All's fair in love and war.
On July 28, Biogen started a 60-day clock on Elan, giving it that long to fix the contract that allows Johnson & Johnson (NYSE: JNJ ) to fund Elan's buyout of Biogen's half of Tysabri should Biogen be bought. Yeah, this love triangle is pretty dang convoluted.
Elan took Biogen to court, and the saga continued yesterday with the judge refusing to intercede to stop Biogen from ending its partnership with Elan and taking full control of their multiple sclerosis drug, Tysabri.
As I see it, Elan, a Motley Fool Rule Breakers pick, has four choices before the Sept. 26 deadline:
- Renegotiate the contract with Johnson & Johnson.
- End the contract with Johnson & Johnson.
- Try and escalate this up the court system, although I'm not sure there's time for that.
- Stick with Johnson & Johnson and give Tysabri to Biogen.
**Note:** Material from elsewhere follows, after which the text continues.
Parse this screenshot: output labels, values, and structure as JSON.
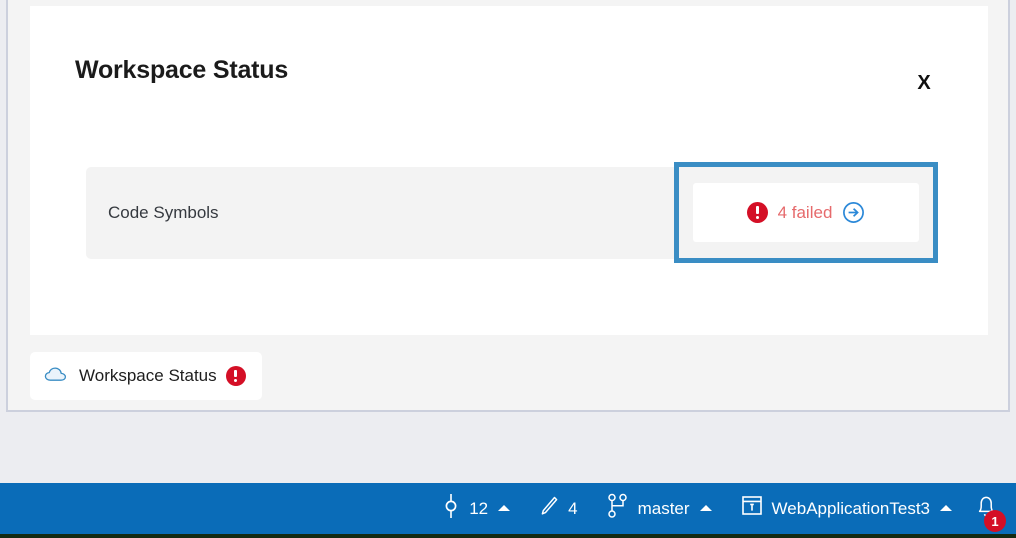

The last one seems like a crazy idea. Sure, Elan and Johnson & Johnson are new best buds, and Tysabri isn't a powerhouse like Teva Pharmaceuticals' (Nasdaq: TEVA ) Copaxone, EMD Serono and Pfizer's (NYSE: PFE ) Rebif, or Biogen's own Avonex. But Tysabri still has a lot of growth left in it and Elan would be insane to give it up.
The problem with completely breaking the Tysabri part of the deal with Johnson & Johnson is that it seems to be tied to the rest of J&J's investment in Elan, which included the sale of half of Elan's Alzheimer's pipeline that's partnered with Wyeth (NYSE: WYE ) . While I wasn't ecstatic about the terms that Elan got, the company needs the money, and breaking the deal would seem to put a ceiling on the value that Elan might be able to get from a subsequent deep-pocketed pharma.
The best option I can see is clearly to renegotiate the contract to remove the parts that violate the Elan-Biogen contract. I guess Elan will get to see just how good a best bud Johnson & Johnson really is.
If you think all health-care companies are hurting from Obamacare, think again.